The New York Times
A World Without Nuclear Weapons?
By Mark Danner
April 05, 1987
It is likely the question was first asked as soon as it could be - that the hope of abolition followed shortly after the task of creation. J. Robert Oppenheimer, transfixed in the glare of the first atomic explosion in the New Mexico desert, recalled a verse of the Bhaghavad Gita: ''Now I am become death, the destroyer of worlds.'' It is not a role to which man would grow accustomed. If current signs and portents are fulfilled, and American and Soviet negotiators in Geneva eventually agree on a formula to remove the intermediate-range Pershing 2 and cruise missiles, along with their Soviet counterparts, the SS-20's, from European soil - the so-called zero option - Ronald Reagan will have made good on his vow to hold out for an agreement that would actually reduce the number of nuclear weapons.
Since the American armies were demobilized after World War II, nuclear weapons have served as a relatively inexpensive means of filling the gap between the forces of the North Atlantic Treaty Organization and the vast armies of the Warsaw Pact. From the earliest ''ban-the-bomb'' movements, through the halcyon days of arms control during the 1970's, to Mr. Reagan's vision of a nuclear-free world sheltered beneath a leakproof ''space shield,'' the nuclear guarantee - under which the United States would respond to a Soviet invasion of Western Europe by launching its missiles - has remained the crucial link between America and its allies.

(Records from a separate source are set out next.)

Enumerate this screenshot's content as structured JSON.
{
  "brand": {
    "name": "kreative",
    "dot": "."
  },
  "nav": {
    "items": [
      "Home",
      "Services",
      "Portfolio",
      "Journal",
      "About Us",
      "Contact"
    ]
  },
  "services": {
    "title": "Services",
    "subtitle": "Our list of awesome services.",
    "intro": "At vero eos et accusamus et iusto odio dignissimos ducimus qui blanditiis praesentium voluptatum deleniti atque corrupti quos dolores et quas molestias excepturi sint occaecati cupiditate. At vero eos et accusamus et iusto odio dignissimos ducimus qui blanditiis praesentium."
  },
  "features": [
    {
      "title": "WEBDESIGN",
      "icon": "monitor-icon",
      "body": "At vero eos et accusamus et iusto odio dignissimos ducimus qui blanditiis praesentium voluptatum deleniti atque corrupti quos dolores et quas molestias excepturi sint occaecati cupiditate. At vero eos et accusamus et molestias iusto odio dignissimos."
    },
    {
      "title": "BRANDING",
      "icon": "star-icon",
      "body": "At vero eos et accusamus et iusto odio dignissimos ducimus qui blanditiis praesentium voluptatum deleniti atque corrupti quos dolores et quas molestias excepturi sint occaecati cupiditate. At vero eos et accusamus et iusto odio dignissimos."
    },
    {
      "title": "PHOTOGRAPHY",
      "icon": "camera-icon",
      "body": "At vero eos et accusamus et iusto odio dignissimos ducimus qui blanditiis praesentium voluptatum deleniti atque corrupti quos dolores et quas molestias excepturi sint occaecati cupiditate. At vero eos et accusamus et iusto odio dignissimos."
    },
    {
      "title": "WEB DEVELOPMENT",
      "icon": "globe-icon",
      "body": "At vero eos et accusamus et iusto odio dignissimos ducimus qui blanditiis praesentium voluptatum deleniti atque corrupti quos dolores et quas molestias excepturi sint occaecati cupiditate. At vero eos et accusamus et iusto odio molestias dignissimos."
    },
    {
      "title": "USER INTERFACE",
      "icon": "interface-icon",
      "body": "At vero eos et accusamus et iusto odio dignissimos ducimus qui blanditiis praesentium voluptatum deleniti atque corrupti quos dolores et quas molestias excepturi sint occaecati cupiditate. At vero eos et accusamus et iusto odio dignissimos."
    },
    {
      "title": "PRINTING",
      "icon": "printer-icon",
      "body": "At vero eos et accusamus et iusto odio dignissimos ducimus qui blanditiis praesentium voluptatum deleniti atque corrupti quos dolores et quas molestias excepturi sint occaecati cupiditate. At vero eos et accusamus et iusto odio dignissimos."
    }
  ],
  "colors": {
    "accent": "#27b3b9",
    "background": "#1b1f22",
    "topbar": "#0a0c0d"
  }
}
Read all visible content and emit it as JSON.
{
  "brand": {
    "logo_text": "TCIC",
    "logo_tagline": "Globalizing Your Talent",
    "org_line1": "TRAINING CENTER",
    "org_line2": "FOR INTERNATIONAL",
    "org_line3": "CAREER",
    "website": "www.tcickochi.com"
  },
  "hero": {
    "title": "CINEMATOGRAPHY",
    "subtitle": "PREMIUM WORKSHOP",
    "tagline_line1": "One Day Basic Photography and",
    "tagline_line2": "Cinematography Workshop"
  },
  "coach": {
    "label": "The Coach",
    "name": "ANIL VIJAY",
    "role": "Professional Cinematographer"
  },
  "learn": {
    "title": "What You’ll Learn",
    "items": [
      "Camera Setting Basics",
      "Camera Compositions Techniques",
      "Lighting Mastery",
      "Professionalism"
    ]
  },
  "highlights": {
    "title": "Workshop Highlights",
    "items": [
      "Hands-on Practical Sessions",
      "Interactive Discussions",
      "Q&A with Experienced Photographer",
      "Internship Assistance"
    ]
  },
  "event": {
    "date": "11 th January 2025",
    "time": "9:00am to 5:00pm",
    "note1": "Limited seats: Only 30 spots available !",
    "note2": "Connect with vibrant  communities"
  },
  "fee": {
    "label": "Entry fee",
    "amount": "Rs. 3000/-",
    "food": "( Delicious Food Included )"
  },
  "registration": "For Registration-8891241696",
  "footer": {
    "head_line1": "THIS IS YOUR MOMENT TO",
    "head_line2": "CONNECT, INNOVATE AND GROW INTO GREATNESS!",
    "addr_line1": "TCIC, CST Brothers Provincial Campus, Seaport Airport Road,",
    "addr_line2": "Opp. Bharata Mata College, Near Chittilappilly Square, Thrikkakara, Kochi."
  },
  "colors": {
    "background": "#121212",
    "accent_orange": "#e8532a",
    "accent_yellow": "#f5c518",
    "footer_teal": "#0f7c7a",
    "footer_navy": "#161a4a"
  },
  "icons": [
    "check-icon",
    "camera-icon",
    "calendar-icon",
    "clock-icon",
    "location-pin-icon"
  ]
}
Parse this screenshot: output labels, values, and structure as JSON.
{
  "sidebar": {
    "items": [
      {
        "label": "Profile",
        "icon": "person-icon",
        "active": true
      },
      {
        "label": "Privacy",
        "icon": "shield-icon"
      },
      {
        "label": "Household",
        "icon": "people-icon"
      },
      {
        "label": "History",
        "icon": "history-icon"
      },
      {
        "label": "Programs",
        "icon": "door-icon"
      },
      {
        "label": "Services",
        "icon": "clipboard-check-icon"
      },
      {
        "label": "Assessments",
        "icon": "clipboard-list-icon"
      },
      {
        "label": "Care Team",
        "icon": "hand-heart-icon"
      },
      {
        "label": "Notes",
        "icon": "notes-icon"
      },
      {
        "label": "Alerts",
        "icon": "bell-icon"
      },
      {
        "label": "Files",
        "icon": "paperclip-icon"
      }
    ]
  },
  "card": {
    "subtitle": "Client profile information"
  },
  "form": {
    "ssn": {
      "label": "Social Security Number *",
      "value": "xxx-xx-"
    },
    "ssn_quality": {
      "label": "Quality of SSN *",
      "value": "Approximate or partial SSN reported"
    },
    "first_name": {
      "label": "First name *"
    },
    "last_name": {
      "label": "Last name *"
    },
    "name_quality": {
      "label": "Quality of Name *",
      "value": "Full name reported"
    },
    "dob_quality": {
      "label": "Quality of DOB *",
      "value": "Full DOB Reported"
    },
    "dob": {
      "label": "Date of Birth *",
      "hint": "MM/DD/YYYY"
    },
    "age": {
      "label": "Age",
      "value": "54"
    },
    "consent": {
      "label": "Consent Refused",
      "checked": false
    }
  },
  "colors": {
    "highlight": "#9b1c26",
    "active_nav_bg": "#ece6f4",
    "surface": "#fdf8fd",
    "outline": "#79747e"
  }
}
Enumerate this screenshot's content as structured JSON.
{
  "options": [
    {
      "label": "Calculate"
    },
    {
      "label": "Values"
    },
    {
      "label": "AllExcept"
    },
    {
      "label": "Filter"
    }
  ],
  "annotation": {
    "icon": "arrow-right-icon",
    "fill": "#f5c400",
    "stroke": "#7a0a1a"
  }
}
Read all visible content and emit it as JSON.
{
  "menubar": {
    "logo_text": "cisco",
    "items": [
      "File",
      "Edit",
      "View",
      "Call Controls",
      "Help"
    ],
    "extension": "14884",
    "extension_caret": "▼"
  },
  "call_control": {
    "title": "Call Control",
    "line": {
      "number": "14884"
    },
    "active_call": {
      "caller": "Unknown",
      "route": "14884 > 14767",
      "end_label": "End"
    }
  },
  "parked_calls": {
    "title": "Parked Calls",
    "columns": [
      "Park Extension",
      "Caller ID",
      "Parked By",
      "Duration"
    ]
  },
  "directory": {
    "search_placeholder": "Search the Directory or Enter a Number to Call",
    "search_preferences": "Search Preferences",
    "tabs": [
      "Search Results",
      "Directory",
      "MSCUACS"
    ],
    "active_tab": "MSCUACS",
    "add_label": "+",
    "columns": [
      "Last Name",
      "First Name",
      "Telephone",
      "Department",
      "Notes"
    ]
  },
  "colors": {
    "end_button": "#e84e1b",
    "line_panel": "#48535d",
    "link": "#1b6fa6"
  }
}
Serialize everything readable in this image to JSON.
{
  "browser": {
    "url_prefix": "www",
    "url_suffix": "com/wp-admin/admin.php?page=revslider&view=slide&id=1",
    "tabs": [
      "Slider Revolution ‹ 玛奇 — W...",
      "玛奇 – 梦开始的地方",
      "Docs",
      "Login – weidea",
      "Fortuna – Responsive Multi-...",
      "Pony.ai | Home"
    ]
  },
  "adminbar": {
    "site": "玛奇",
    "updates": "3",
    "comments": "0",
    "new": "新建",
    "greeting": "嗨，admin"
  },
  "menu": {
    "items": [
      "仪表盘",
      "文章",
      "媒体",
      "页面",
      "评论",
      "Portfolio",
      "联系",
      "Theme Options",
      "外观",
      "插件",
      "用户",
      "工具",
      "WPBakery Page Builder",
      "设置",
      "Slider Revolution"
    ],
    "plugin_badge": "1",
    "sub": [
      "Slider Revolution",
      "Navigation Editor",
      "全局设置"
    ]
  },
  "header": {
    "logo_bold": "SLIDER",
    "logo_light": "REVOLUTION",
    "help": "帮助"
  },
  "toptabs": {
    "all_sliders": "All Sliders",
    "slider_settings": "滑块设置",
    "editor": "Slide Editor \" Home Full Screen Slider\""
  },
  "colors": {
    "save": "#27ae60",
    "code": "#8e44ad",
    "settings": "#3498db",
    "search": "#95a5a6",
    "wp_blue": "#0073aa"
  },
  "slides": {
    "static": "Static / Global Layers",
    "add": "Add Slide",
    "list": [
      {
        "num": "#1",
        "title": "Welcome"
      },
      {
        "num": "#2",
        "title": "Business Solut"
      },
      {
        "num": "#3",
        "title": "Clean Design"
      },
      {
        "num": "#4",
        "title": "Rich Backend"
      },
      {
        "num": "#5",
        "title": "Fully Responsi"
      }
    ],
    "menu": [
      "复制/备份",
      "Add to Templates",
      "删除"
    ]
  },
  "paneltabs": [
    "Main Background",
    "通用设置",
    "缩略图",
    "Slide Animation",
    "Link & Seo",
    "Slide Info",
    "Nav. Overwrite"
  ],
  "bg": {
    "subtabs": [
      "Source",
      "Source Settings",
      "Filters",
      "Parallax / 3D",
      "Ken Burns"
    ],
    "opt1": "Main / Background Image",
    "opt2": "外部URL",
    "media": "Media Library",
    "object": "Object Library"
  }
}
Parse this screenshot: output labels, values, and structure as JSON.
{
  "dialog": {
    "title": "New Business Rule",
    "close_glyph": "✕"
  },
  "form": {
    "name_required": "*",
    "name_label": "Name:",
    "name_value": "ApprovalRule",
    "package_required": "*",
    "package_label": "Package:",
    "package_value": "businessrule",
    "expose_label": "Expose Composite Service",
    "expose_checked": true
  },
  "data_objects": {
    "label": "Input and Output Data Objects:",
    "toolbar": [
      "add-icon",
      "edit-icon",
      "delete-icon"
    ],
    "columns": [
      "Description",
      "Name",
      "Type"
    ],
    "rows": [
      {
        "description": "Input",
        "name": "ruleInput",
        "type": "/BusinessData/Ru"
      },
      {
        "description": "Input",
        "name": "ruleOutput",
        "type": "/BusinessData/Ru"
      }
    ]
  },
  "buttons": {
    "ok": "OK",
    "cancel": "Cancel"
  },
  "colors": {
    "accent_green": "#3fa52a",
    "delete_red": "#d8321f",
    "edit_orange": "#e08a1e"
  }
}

The 1979 decision to install the American missiles in Europe reaffirmed that link. When Mr. Reagan unveiled his ''zero option'' proposal to remove them, in 1981, it was widely derided as a charade offering no serious chance of an arms-control agreement. In March 1983, partly in response to massive demonstrations protesting the installation of those very missiles, this least-dovish of Presidents declared his intention to make nuclear weapons ''impotent and obsolete,'' and put forward an ambitious new research program to achieve it: his Strategic Defense Initiative, commonly known as Star Wars.
Previous nuclear abolitionists had looked to international law or brotherly love to reduce the world supply of nuclear weapons - of which the Americans and Russians together possess about 50,000. Mr. Reagan proposed a more typically American object of faith: high technology.
That Mr. Reagan's defense program has irrevocably transformed the arms-control game was dramatically demonstrated at Reykjavik, Iceland, last October, when the President and Mikhail Gorbachev discussed a comprehensive agreement that would sharply cut the number of offensive strategic missiles in exchange for limits on research on Mr. Reagan's ''space shield.'' To the subsequent chagrin of America's European allies, who fear the weakening of the American nuclear guarantee, the two leaders agreed in principle to eliminate all ballistic missiles, and even speculated about abolishing nuclear weapons altogether.
The Reykjavik meeting collapsed when Mr. Reagan refused
to countenance limits on S.D.I. research. Yet only his enthusiasm for
defense had made such a revolutionary agreement conceivable in the first
place. Even if a future summit meeting between Mr. Reagan and Mr. Gorbachev
produces an accord to remove the missiles from Europe, however, six long
years will have passed without any significant arms-control agreement
- while previous accords (most notably the 1972 ABM treaty banning the
deployment of antiballistic missiles) have been placed in jeopardy.